Task to carry out:
Exactly as written, return every line of the data below.
──────── Supplied information ────────
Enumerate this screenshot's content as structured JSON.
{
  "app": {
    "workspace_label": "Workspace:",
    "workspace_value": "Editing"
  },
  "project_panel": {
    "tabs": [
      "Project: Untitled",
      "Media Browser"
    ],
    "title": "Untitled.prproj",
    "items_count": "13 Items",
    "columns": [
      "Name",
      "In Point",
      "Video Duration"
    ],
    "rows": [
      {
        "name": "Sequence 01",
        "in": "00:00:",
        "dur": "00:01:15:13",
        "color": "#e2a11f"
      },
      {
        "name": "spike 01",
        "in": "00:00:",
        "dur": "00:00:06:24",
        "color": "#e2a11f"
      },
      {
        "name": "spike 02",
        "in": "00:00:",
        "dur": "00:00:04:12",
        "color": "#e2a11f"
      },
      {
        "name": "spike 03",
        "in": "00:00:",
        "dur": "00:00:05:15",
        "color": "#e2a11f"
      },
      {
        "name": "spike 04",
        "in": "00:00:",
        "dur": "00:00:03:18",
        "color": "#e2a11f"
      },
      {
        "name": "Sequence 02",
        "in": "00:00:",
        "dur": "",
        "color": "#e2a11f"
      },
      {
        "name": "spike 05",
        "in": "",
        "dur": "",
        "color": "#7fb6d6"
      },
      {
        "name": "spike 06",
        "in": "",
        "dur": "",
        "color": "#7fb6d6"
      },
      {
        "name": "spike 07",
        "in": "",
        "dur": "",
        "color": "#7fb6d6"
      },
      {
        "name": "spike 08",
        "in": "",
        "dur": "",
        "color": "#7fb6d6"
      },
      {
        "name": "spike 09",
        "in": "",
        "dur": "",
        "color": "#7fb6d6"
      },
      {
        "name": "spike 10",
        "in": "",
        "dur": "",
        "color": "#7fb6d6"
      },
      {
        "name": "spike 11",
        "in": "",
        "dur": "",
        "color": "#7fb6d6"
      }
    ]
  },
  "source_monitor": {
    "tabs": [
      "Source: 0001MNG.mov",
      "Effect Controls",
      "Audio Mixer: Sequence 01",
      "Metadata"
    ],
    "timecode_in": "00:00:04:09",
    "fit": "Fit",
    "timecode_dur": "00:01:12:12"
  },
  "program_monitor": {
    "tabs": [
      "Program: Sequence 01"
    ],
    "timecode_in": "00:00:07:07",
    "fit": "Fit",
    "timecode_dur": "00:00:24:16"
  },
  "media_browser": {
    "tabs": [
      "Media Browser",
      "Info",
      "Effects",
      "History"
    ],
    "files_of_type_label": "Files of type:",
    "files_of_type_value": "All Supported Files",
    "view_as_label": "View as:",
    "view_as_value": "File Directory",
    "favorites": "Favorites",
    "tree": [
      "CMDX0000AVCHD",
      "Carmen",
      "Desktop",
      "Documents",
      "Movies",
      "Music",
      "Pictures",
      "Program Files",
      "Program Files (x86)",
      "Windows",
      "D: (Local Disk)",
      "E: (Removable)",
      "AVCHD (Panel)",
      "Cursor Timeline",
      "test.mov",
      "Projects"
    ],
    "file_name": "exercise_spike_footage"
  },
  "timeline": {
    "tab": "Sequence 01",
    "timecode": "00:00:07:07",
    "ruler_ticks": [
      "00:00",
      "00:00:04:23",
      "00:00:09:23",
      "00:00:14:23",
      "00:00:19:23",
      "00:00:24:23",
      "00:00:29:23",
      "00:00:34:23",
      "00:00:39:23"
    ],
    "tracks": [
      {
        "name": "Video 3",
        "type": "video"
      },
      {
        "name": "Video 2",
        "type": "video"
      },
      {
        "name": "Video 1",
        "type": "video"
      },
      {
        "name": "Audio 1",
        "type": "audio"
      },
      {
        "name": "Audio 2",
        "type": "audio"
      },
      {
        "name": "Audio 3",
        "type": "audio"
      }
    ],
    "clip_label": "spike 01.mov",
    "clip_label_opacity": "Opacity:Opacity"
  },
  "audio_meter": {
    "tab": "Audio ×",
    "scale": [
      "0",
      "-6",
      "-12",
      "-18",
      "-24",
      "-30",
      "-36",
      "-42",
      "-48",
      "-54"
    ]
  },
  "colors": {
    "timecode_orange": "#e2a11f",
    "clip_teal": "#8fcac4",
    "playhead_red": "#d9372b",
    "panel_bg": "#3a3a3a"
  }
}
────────
Problem solution:
Enumerate this screenshot's content as structured JSON.
{
  "app": {
    "workspace_label": "Workspace:",
    "workspace_value": "Editing"
  },
  "project_panel": {
    "tabs": [
      "Project: Untitled",
      "Media Browser"
    ],
    "title": "Untitled.prproj",
    "items_count": "13 Items",
    "columns": [
      "Name",
      "In Point",
      "Video Duration"
    ],
    "rows": [
      {
        "name": "Sequence 01",
        "in": "00:00:",
        "dur": "00:01:15:13",
        "color": "#e2a11f"
      },
      {
        "name": "spike 01",
        "in": "00:00:",
        "dur": "00:00:06:24",
        "color": "#e2a11f"
      },
      {
        "name": "spike 02",
        "in": "00:00:",
        "dur": "00:00:04:12",
        "color": "#e2a11f"
      },
      {
        "name": "spike 03",
        "in": "00:00:",
        "dur": "00:00:05:15",
        "color": "#e2a11f"
      },
      {
        "name": "spike 04",
        "in": "00:00:",
        "dur": "00:00:03:18",
        "color": "#e2a11f"
      },
      {
        "name": "Sequence 02",
        "in": "00:00:",
        "dur": "",
        "color": "#e2a11f"
      },
      {
        "name": "spike 05",
        "in": "",
        "dur": "",
        "color": "#7fb6d6"
      },
      {
        "name": "spike 06",
        "in": "",
        "dur": "",
        "color": "#7fb6d6"
      },
      {
        "name": "spike 07",
        "in": "",
        "dur": "",
        "color": "#7fb6d6"
      },
      {
        "name": "spike 08",
        "in": "",
        "dur": "",
        "color": "#7fb6d6"
      },
      {
        "name": "spike 09",
        "in": "",
        "dur": "",
        "color": "#7fb6d6"
      },
      {
        "name": "spike 10",
        "in": "",
        "dur": "",
        "color": "#7fb6d6"
      },
      {
        "name": "spike 11",
        "in": "",
        "dur": "",
        "color": "#7fb6d6"
      }
    ]
  },
  "source_monitor": {
    "tabs": [
      "Source: 0001MNG.mov",
      "Effect Controls",
      "Audio Mixer: Sequence 01",
      "Metadata"
    ],
    "timecode_in": "00:00:04:09",
    "fit": "Fit",
    "timecode_dur": "00:01:12:12"
  },
  "program_monitor": {
    "tabs": [
      "Program: Sequence 01"
    ],
    "timecode_in": "00:00:07:07",
    "fit": "Fit",
    "timecode_dur": "00:00:24:16"
  },
  "media_browser": {
    "tabs": [
      "Media Browser",
      "Info",
      "Effects",
      "History"
    ],
    "files_of_type_label": "Files of type:",
    "files_of_type_value": "All Supported Files",
    "view_as_label": "View as:",
    "view_as_value": "File Directory",
    "favorites": "Favorites",
    "tree": [
      "CMDX0000AVCHD",
      "Carmen",
      "Desktop",
      "Documents",
      "Movies",
      "Music",
      "Pictures",
      "Program Files",
      "Program Files (x86)",
      "Windows",
      "D: (Local Disk)",
      "E: (Removable)",
      "AVCHD (Panel)",
      "Cursor Timeline",
      "test.mov",
      "Projects"
    ],
    "file_name": "exercise_spike_footage"
  },
  "timeline": {
    "tab": "Sequence 01",
    "timecode": "00:00:07:07",
    "ruler_ticks": [
      "00:00",
      "00:00:04:23",
      "00:00:09:23",
      "00:00:14:23",
      "00:00:19:23",
      "00:00:24:23",
      "00:00:29:23",
      "00:00:34:23",
      "00:00:39:23"
    ],
    "tracks": [
      {
        "name": "Video 3",
        "type": "video"
      },
      {
        "name": "Video 2",
        "type": "video"
      },
      {
        "name": "Video 1",
        "type": "video"
      },
      {
        "name": "Audio 1",
        "type": "audio"
      },
      {
        "name": "Audio 2",
        "type": "audio"
      },
      {
        "name": "Audio 3",
        "type": "audio"
      }
    ],
    "clip_label": "spike 01.mov",
    "clip_label_opacity": "Opacity:Opacity"
  },
  "audio_meter": {
    "tab": "Audio ×",
    "scale": [
      "0",
      "-6",
      "-12",
      "-18",
      "-24",
      "-30",
      "-36",
      "-42",
      "-48",
      "-54"
    ]
  },
  "colors": {
    "timecode_orange": "#e2a11f",
    "clip_teal": "#8fcac4",
    "playhead_red": "#d9372b",
    "panel_bg": "#3a3a3a"
  }
}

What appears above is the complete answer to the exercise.